In today’s Gospel (Luke 9:51-62) Jesus’ disciples are upset that some folks won’t treat them as they felt they should be treated, so they asked to call fire down upon them. Jesus rebuked them. In our modern day parallel, some religious institutions, decrying the terrible state of affairs around not getting their way, demand that civil laws be passed to impose their viewpoint on others, and punish any who do not agree with their point of view on, currently, marriage equality, among other issues.
It is common these days to assume that anyone who does not agree with a given set of values is wrong. This is unpleasantly obvious in the blogosphere, op-ed pages, and some church managers. Succinctly put, “I am right and anyone who disagrees with me is wrong, and should be punished” is a fairly common attitude. This was the position of the religious establishment in Jesus’ day, and it is the position of religious establishments in our own day, as is reflected in the current institutional reactions to DOMA and Prop 8. Some religious traditions and institutions go so far as to say that they are the only way to God, and thus folks who do not agree with them cannot get to God. As one bishop put it, a community who does not knuckle under to him does not have the real Jesus, whatever that means. This self-righteously judgmental attitude is painful on many levels. Often folks who act this way feel they are speaking on behalf of Jesus, who himself did not treat folks this way.

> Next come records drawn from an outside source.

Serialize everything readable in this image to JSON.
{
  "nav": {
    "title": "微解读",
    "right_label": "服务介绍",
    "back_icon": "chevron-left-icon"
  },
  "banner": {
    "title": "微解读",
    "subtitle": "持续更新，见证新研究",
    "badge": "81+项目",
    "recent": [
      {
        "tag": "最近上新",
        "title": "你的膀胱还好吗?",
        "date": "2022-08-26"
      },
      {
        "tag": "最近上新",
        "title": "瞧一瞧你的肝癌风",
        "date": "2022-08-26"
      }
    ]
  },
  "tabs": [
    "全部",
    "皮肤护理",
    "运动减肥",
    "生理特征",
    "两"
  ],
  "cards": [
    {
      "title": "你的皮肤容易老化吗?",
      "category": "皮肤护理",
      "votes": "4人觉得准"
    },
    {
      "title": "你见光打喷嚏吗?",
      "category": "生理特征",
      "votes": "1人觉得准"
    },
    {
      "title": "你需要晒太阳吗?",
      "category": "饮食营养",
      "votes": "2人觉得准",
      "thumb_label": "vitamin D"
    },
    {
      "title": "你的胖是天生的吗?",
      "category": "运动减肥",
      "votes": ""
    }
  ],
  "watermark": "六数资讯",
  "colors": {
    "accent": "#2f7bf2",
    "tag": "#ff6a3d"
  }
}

Something that also seems painfully obvious these days is management’s use of threats and punishment to enforce a given “party line” on whatever topic is under discussion. One favorite approach is to demand that folks who espouse a given viewpoint be denied Communion. Folks who follow this approach claim to be acting in the name of Jesus, who made himself available to everyone.
From one perspective it seems there are two churches these days: the church of the hierarchy and their loyal minions; the church of the folks who really don’t pay much attention to the hierarchial rantings and threats. In general the former come across as angry and judgmental, while the latter just ignore a lot and try to do what they think is right, often by walking away. As an institution the hierarchy is becoming ever more distant from, and less influential with, the folks. They don’t seem to get this. Jesus spent time with people, talked with them, ate with them, especially with those the religious institution of his day declared as outcasts for one reason or another. These day’s management’s idea of spending time with folks and listening is along the line of “we’ve listened to you now do what we tell you”. Sounds to me like religious leaders in the gospel stories.
We all follow Jesus in fits and starts, not always getting what he is trying to teach us. We might give some thought to being a little more understanding and less self-righteous with each other. We are all, on all sides of every issue, good folks trying to make the best of life that is not always easy. We need each other together helping, not apart judging.
Just sayin . .